Ebonny is an anaesthetic assistant working in a children's hospital.

"I was in hospital to get my appendix out when I was 11 on Christmas Eve and the nursing team were brilliant... I thought I’d like to make a patient or family feel that sort of welcome even in a hard time".

Watch our video to learn more about Ebonny's role.

It makes me feel proud that I can make a difference to people’s lives that are relative strangers to me.

My name is Ebonny and I am a children’s nurse.

I was in hospital to get my appendix out when I was 11 on Christmas Eve and the nursing team were brilliant. They looked after me and made me miss [being at] home [much] less because they were so nice to me when it was Christmas Day.

I thought I’d like to make a patient or family feel that sort of welcome even in a hard time.

I left school at 17, after 5th year. Couldn’t get into Robert Gordon University until I was 18, so I worked [as] a florist. I went to Robert Gordon University from 2003 to 2006 and graduated with a degree in Children’s Nursing and then got a job in the operating theatres and that was 12 years ago.

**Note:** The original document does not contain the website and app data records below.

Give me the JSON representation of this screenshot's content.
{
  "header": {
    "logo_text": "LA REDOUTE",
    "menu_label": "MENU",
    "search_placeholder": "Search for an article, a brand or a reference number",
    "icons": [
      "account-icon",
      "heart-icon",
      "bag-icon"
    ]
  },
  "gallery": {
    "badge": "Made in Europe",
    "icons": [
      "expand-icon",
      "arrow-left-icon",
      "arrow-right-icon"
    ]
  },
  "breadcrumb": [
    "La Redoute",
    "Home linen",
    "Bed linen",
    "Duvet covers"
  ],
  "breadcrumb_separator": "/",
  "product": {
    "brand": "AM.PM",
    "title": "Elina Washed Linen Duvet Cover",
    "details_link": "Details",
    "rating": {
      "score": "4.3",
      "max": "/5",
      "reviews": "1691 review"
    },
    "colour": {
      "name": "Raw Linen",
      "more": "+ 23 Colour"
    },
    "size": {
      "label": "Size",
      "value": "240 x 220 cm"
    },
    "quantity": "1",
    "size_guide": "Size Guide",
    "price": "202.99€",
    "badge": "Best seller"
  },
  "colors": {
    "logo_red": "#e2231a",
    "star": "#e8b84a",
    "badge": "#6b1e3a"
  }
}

It’s really hard to describe a typical week because there isn’t, there really isn’t. A big part of my job, it’s a multi-disciplinary team, lots of people, lots of things to organise and you want it within a good time frame.

You want to get as many patients that you can get done safely and properly.

You’re actually in the background organising everything for the patient so it’s a very important job.

Some of the feedback I’ve had from people that I’ve cared for, that I’ve really not thought I’d done anything specific, but the feedback has been amazing. Even after 12 years of full-time doing this, it can bring a tear to your eye. You’re proud, you’re actually really proud of the job you have done because that has made such a difference to somebodies’ life.

Since becoming a nurse, I have developed my organisational skills a lot. Timing, speaking to multi-disciplinary teams and people skills, just honing into different age ranges and spotting a nervous patient from far away and lots of different behavioural skills.

I think if you are a hard worker and have a good heart then there’s nothing really more rewarding you can do than nursing. [There are] so many different avenues to nursing so if you hone into that you really enjoy and what you really love doing, if you can do that, and that’s your career, and you still get paid for it, then that’s really what you should do, it’s loads of different avenues you can go down in nursing.